BOA boss Andy Hunt said: "There's no way that I want winter athletes to ever feel like second-class citizens. They are absolutely fundamental to the Olympic movement, both in Britain and around the world."
Britain's winter sports competitors get roughly 1.5% of the funding available to the summer sports - and usually have to train abroad for their troubles, too. (There being no skeleton run or ski jump in the UK, among other facilities.)
We've heard tales of British winter sports athletes flogging goods from their car boots to make ends meet and pay training costs, and certainly there are others who fund themselves in the absence of official backing.
So novel ways of raising cash are nothing new, but the US speedskating team still raised eyebrows when they got US late-night TV comic Stephen Colbert involved.
Colbert's show is now sponsoring the team - or at least, the show's fans are. The show itself is paying nothing, but will encourage its viewers to donate. The US team say they don't know if they'll get $5 or $500,000.
Is it time for a GB response? Should the next series of X Factor - or perhaps more appropriately, Dancing On Ice - focus on finding winter sports talent, with the phone voting profits going to the athletes? I'm thinking Hole In The Wall On Ice would be appointment-to-view television in our living room.
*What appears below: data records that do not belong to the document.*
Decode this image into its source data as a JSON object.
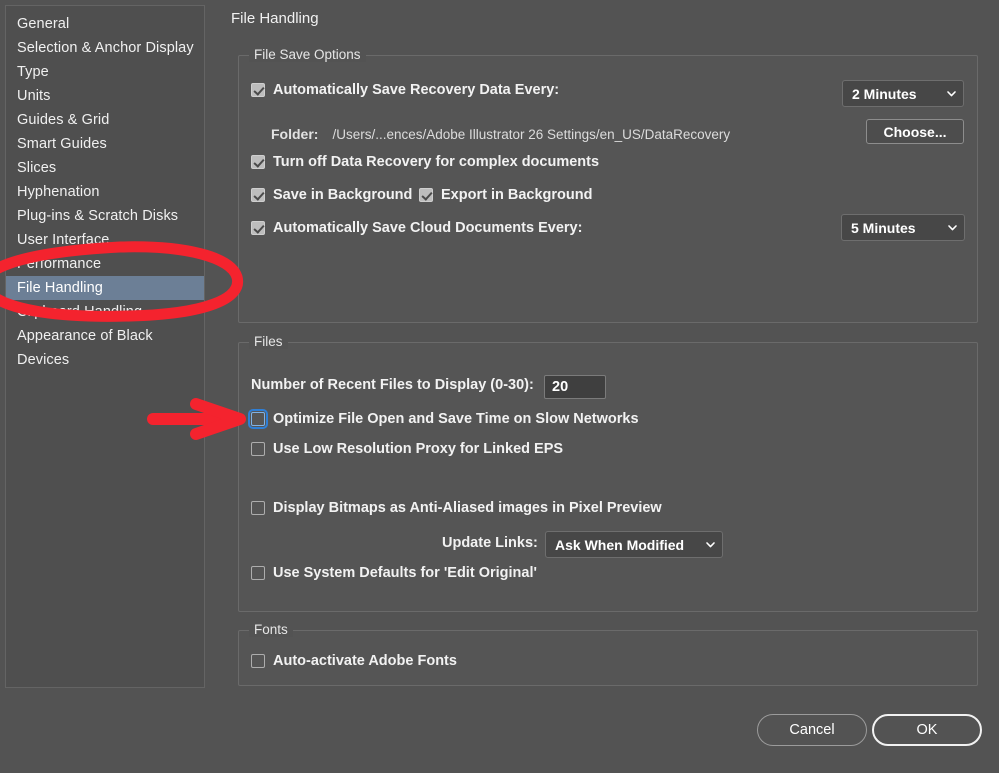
{
  "window": {
    "pane_title": "File Handling"
  },
  "sidebar": {
    "items": [
      {
        "label": "General",
        "selected": false
      },
      {
        "label": "Selection & Anchor Display",
        "selected": false
      },
      {
        "label": "Type",
        "selected": false
      },
      {
        "label": "Units",
        "selected": false
      },
      {
        "label": "Guides & Grid",
        "selected": false
      },
      {
        "label": "Smart Guides",
        "selected": false
      },
      {
        "label": "Slices",
        "selected": false
      },
      {
        "label": "Hyphenation",
        "selected": false
      },
      {
        "label": "Plug-ins & Scratch Disks",
        "selected": false
      },
      {
        "label": "User Interface",
        "selected": false
      },
      {
        "label": "Performance",
        "selected": false
      },
      {
        "label": "File Handling",
        "selected": true
      },
      {
        "label": "Clipboard Handling",
        "selected": false
      },
      {
        "label": "Appearance of Black",
        "selected": false
      },
      {
        "label": "Devices",
        "selected": false
      }
    ]
  },
  "file_save_options": {
    "legend": "File Save Options",
    "auto_save_recovery_label": "Automatically Save Recovery Data Every:",
    "auto_save_recovery_checked": true,
    "recovery_interval_value": "2 Minutes",
    "folder_label": "Folder:",
    "folder_path": "/Users/...ences/Adobe Illustrator 26 Settings/en_US/DataRecovery",
    "choose_button": "Choose...",
    "turn_off_recovery_label": "Turn off Data Recovery for complex documents",
    "turn_off_recovery_checked": true,
    "save_in_background_label": "Save in Background",
    "save_in_background_checked": true,
    "export_in_background_label": "Export in Background",
    "export_in_background_checked": true,
    "auto_save_cloud_label": "Automatically Save Cloud Documents Every:",
    "auto_save_cloud_checked": true,
    "cloud_interval_value": "5 Minutes"
  },
  "files": {
    "legend": "Files",
    "recent_files_label": "Number of Recent Files to Display (0-30):",
    "recent_files_value": "20",
    "optimize_label": "Optimize File Open and Save Time on Slow Networks",
    "optimize_checked": false,
    "optimize_focused": true,
    "low_res_proxy_label": "Use Low Resolution Proxy for Linked EPS",
    "low_res_proxy_checked": false,
    "display_bitmaps_label": "Display Bitmaps as Anti-Aliased images in Pixel Preview",
    "display_bitmaps_checked": false,
    "update_links_label": "Update Links:",
    "update_links_value": "Ask When Modified",
    "system_defaults_label": "Use System Defaults for 'Edit Original'",
    "system_defaults_checked": false
  },
  "fonts": {
    "legend": "Fonts",
    "auto_activate_label": "Auto-activate Adobe Fonts",
    "auto_activate_checked": false
  },
  "footer": {
    "cancel_label": "Cancel",
    "ok_label": "OK"
  },
  "annotations": {
    "oval_target": "File Handling",
    "arrow_target": "Optimize File Open and Save Time on Slow Networks",
    "color": "#f4232e"
  },
  "colors": {
    "background": "#535353",
    "selection": "#6c7f96",
    "focus_ring": "#2f7fd6",
    "annotation_red": "#f4232e"
  }
}
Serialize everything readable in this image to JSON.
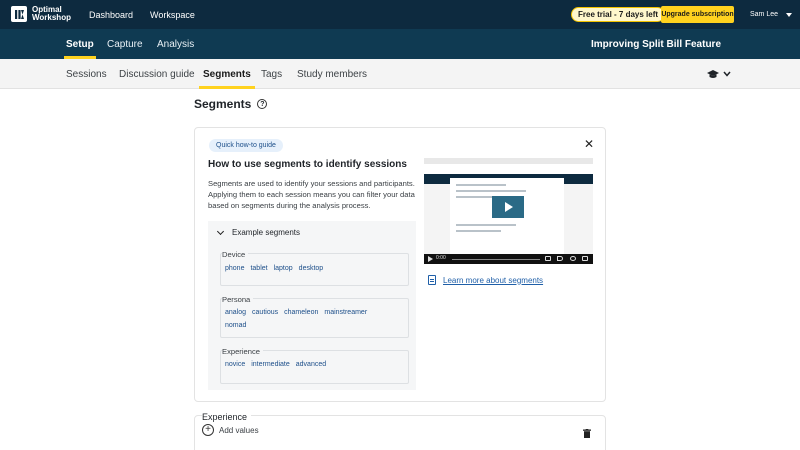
{
  "topbar": {
    "logo_line1": "Optimal",
    "logo_line2": "Workshop",
    "nav": [
      "Dashboard",
      "Workspace"
    ],
    "trial_badge": "Free trial - 7 days left",
    "upgrade_label": "Upgrade subscription",
    "user_name": "Sam Lee"
  },
  "secondary_nav": {
    "tabs": [
      "Setup",
      "Capture",
      "Analysis"
    ],
    "active": "Setup",
    "project_title": "Improving Split Bill Feature"
  },
  "sub_nav": {
    "tabs": [
      "Sessions",
      "Discussion guide",
      "Segments",
      "Tags",
      "Study members"
    ],
    "active": "Segments",
    "right_icon": "graduation-cap-icon"
  },
  "page": {
    "title": "Segments"
  },
  "guide_card": {
    "pill": "Quick how-to guide",
    "heading": "How to use segments to identify sessions",
    "paragraph": "Segments are used to identify your sessions and participants. Applying them to each session means you can filter your data based on segments during the analysis process.",
    "examples_header": "Example segments",
    "segments": [
      {
        "label": "Device",
        "values": [
          "phone",
          "tablet",
          "laptop",
          "desktop"
        ]
      },
      {
        "label": "Persona",
        "values": [
          "analog",
          "cautious",
          "chameleon",
          "mainstreamer",
          "nomad"
        ]
      },
      {
        "label": "Experience",
        "values": [
          "novice",
          "intermediate",
          "advanced"
        ]
      }
    ],
    "video_time": "0:00",
    "learn_more": "Learn more about segments"
  },
  "experience_card": {
    "label": "Experience",
    "add_values": "Add values"
  },
  "colors": {
    "topbar": "#0d2a3f",
    "secondary_bar": "#0f3a52",
    "accent_yellow": "#ffd21f",
    "link_blue": "#1f5fa8"
  }
}
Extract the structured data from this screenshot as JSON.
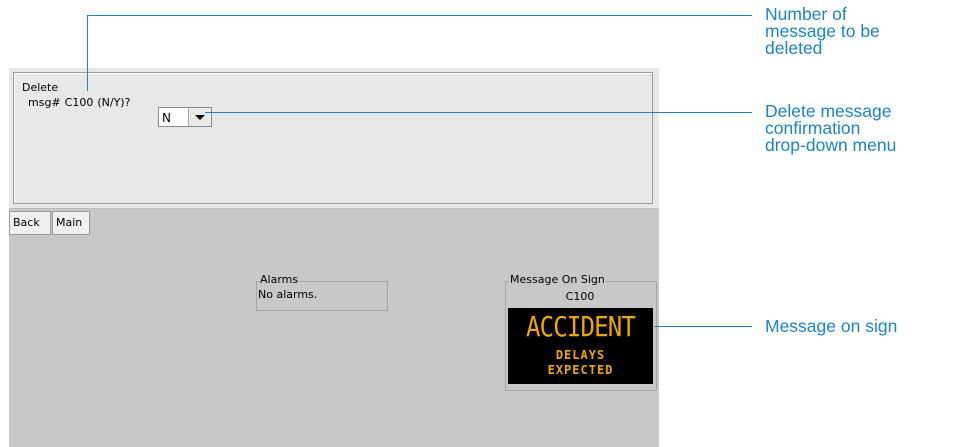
{
  "delete_panel": {
    "group_label": "Delete",
    "prompt_prefix": "msg#",
    "message_number": "C100",
    "prompt_suffix": "(N/Y)?",
    "selected_value": "N"
  },
  "nav": {
    "back_label": "Back",
    "main_label": "Main"
  },
  "alarms": {
    "label": "Alarms",
    "text": "No alarms."
  },
  "sign": {
    "label": "Message On Sign",
    "id": "C100",
    "line1": "ACCIDENT",
    "line2": "DELAYS",
    "line3": "EXPECTED",
    "text_color": "#f0a800"
  },
  "callouts": {
    "number_line1": "Number of",
    "number_line2": "message to be",
    "number_line3": "deleted",
    "confirm_line1": "Delete message",
    "confirm_line2": "confirmation",
    "confirm_line3": "drop-down menu",
    "sign": "Message on sign",
    "color": "#1a84c7"
  }
}
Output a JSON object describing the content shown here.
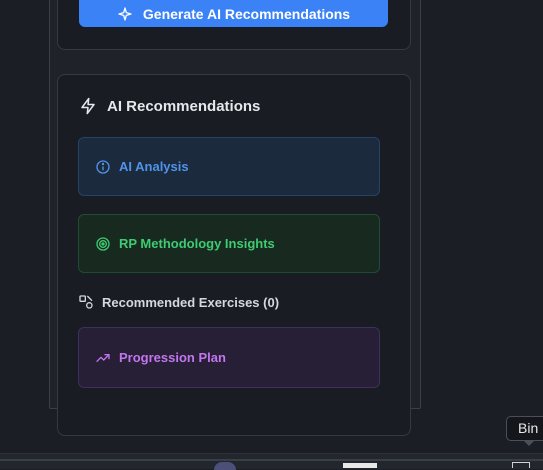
{
  "generate_button": {
    "label": "Generate AI Recommendations",
    "icon": "sparkles-icon"
  },
  "recommendations": {
    "title": "AI Recommendations",
    "title_icon": "lightning-icon",
    "ai_analysis": {
      "label": "AI Analysis",
      "icon": "info-icon"
    },
    "rp_insights": {
      "label": "RP Methodology Insights",
      "icon": "target-icon"
    },
    "exercises_label": "Recommended Exercises (0)",
    "exercises_icon": "shapes-icon",
    "progression": {
      "label": "Progression Plan",
      "icon": "trending-up-icon"
    }
  },
  "tooltip": {
    "text": "Bin"
  },
  "colors": {
    "primary_button": "#3b82f6",
    "ai_analysis": "#4f93ea",
    "rp_insights": "#3ecb72",
    "progression": "#c276ee"
  }
}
Britain's skeleton team are one of our best bets for a medal in Vancouver. Shelley Rudman brought home silver in 2006, GB's only medal of the Games, and is heading back into action alongside partner and fellow skeleton star Kristan Bromley this year.
Their first two World Cup events are on 12 and 20 November at the US venues of Park City and Lake Placid respectively. Before they left the country, the BBC went filming with the pair.
Nationality issues are causing consternation in both the British and French camps ahead of the Winter Olympics.
Though she married an Englishman in August, her visa has yet to drop through the letterbox, and it'll be two more years before she can claim UK citizenship. All of which leaves Sochi 2014 as their target.
Remember French athlete Eunice Barber? Initially from Sierra Leone but a French competitor since 1999, Barber (right) is a former world champion in the heptathlon and long jump.
Her next trick was going to be a bid for women's bobsleigh gold in Vancouver, having re-trained to represent France in the event. But it takes two to
tango long jump bobsleigh, and Canadian-born Lesa Mayes-Stringer, the only woman capable of driving the French team's sled alongside Barber, has been denied French nationality for a second time.
"There is not much hope left," according to Charles Dumont, technical director of the French winter sports federation, quoted in the Vancouver Sun. "But we will try to mobilize support in political circles."
Finally, keep an ear out for BBC Radio 5 live's next Winter Olympics special, coming up on Thursday, 12 November from 2000 GMT, with Eleanor Oldroyd presenting. I'll pop details of who's appearing on the end of this blog as soon as I know, and the whole thing will be on iPlayer too.
Questions about the Winter Olympics? Want to know more about one of the sports, one of the athletes, or BBC coverage? Leave a comment below and I'll get onto it for you, or you can ask me on Twitter.